Goal of the exercise: A faithful, complete copy of the entries is the sole expected answer.

*** Raw data ***

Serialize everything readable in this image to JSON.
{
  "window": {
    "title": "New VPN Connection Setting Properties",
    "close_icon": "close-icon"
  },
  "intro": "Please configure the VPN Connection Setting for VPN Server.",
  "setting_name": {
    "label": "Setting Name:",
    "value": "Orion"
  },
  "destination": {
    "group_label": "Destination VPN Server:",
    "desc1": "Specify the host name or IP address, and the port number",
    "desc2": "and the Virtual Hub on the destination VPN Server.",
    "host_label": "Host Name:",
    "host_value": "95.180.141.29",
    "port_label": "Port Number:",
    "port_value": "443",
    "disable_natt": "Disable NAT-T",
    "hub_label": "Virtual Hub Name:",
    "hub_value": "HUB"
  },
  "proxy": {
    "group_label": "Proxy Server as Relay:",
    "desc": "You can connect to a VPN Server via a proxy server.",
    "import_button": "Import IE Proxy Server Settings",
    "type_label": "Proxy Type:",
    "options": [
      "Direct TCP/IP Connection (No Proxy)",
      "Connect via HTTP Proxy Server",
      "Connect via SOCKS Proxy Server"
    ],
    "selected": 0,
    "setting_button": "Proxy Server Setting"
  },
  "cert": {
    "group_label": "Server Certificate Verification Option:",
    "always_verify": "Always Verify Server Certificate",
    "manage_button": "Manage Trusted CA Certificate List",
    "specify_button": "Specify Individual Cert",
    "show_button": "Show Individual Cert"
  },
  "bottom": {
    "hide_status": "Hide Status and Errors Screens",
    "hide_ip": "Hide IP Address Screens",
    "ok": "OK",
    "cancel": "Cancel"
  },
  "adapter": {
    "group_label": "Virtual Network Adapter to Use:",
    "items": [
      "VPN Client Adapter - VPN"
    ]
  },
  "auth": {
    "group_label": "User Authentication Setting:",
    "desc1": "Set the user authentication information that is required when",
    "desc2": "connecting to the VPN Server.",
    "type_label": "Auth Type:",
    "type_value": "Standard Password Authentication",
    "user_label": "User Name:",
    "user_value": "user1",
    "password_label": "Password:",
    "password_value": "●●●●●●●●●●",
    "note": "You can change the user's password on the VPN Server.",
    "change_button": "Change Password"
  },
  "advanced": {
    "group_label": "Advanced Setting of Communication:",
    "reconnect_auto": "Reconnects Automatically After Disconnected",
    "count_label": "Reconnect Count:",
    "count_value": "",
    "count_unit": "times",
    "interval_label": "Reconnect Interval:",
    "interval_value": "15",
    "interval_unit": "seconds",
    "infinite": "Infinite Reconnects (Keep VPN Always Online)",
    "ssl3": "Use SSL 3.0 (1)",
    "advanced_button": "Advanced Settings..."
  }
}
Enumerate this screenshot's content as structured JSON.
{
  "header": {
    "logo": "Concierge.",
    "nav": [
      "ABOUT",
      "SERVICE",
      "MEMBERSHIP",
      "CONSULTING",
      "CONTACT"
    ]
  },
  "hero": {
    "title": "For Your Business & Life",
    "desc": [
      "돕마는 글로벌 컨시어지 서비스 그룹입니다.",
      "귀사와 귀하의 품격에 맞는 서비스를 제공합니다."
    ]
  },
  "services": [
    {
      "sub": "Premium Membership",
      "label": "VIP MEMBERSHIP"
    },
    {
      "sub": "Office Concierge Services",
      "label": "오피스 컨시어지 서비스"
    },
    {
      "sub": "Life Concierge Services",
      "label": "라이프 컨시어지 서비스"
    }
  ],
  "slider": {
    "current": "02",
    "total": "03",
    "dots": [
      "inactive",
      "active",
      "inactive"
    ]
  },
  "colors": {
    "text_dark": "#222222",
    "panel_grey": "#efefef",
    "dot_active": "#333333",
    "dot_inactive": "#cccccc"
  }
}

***

Output of the task:
Serialize everything readable in this image to JSON.
{
  "window": {
    "title": "New VPN Connection Setting Properties",
    "close_icon": "close-icon"
  },
  "intro": "Please configure the VPN Connection Setting for VPN Server.",
  "setting_name": {
    "label": "Setting Name:",
    "value": "Orion"
  },
  "destination": {
    "group_label": "Destination VPN Server:",
    "desc1": "Specify the host name or IP address, and the port number",
    "desc2": "and the Virtual Hub on the destination VPN Server.",
    "host_label": "Host Name:",
    "host_value": "95.180.141.29",
    "port_label": "Port Number:",
    "port_value": "443",
    "disable_natt": "Disable NAT-T",
    "hub_label": "Virtual Hub Name:",
    "hub_value": "HUB"
  },
  "proxy": {
    "group_label": "Proxy Server as Relay:",
    "desc": "You can connect to a VPN Server via a proxy server.",
    "import_button": "Import IE Proxy Server Settings",
    "type_label": "Proxy Type:",
    "options": [
      "Direct TCP/IP Connection (No Proxy)",
      "Connect via HTTP Proxy Server",
      "Connect via SOCKS Proxy Server"
    ],
    "selected": 0,
    "setting_button": "Proxy Server Setting"
  },
  "cert": {
    "group_label": "Server Certificate Verification Option:",
    "always_verify": "Always Verify Server Certificate",
    "manage_button": "Manage Trusted CA Certificate List",
    "specify_button": "Specify Individual Cert",
    "show_button": "Show Individual Cert"
  },
  "bottom": {
    "hide_status": "Hide Status and Errors Screens",
    "hide_ip": "Hide IP Address Screens",
    "ok": "OK",
    "cancel": "Cancel"
  },
  "adapter": {
    "group_label": "Virtual Network Adapter to Use:",
    "items": [
      "VPN Client Adapter - VPN"
    ]
  },
  "auth": {
    "group_label": "User Authentication Setting:",
    "desc1": "Set the user authentication information that is required when",
    "desc2": "connecting to the VPN Server.",
    "type_label": "Auth Type:",
    "type_value": "Standard Password Authentication",
    "user_label": "User Name:",
    "user_value": "user1",
    "password_label": "Password:",
    "password_value": "●●●●●●●●●●",
    "note": "You can change the user's password on the VPN Server.",
    "change_button": "Change Password"
  },
  "advanced": {
    "group_label": "Advanced Setting of Communication:",
    "reconnect_auto": "Reconnects Automatically After Disconnected",
    "count_label": "Reconnect Count:",
    "count_value": "",
    "count_unit": "times",
    "interval_label": "Reconnect Interval:",
    "interval_value": "15",
    "interval_unit": "seconds",
    "infinite": "Infinite Reconnects (Keep VPN Always Online)",
    "ssl3": "Use SSL 3.0 (1)",
    "advanced_button": "Advanced Settings..."
  }
}
Enumerate this screenshot's content as structured JSON.
{
  "header": {
    "logo": "Concierge.",
    "nav": [
      "ABOUT",
      "SERVICE",
      "MEMBERSHIP",
      "CONSULTING",
      "CONTACT"
    ]
  },
  "hero": {
    "title": "For Your Business & Life",
    "desc": [
      "돕마는 글로벌 컨시어지 서비스 그룹입니다.",
      "귀사와 귀하의 품격에 맞는 서비스를 제공합니다."
    ]
  },
  "services": [
    {
      "sub": "Premium Membership",
      "label": "VIP MEMBERSHIP"
    },
    {
      "sub": "Office Concierge Services",
      "label": "오피스 컨시어지 서비스"
    },
    {
      "sub": "Life Concierge Services",
      "label": "라이프 컨시어지 서비스"
    }
  ],
  "slider": {
    "current": "02",
    "total": "03",
    "dots": [
      "inactive",
      "active",
      "inactive"
    ]
  },
  "colors": {
    "text_dark": "#222222",
    "panel_grey": "#efefef",
    "dot_active": "#333333",
    "dot_inactive": "#cccccc"
  }
}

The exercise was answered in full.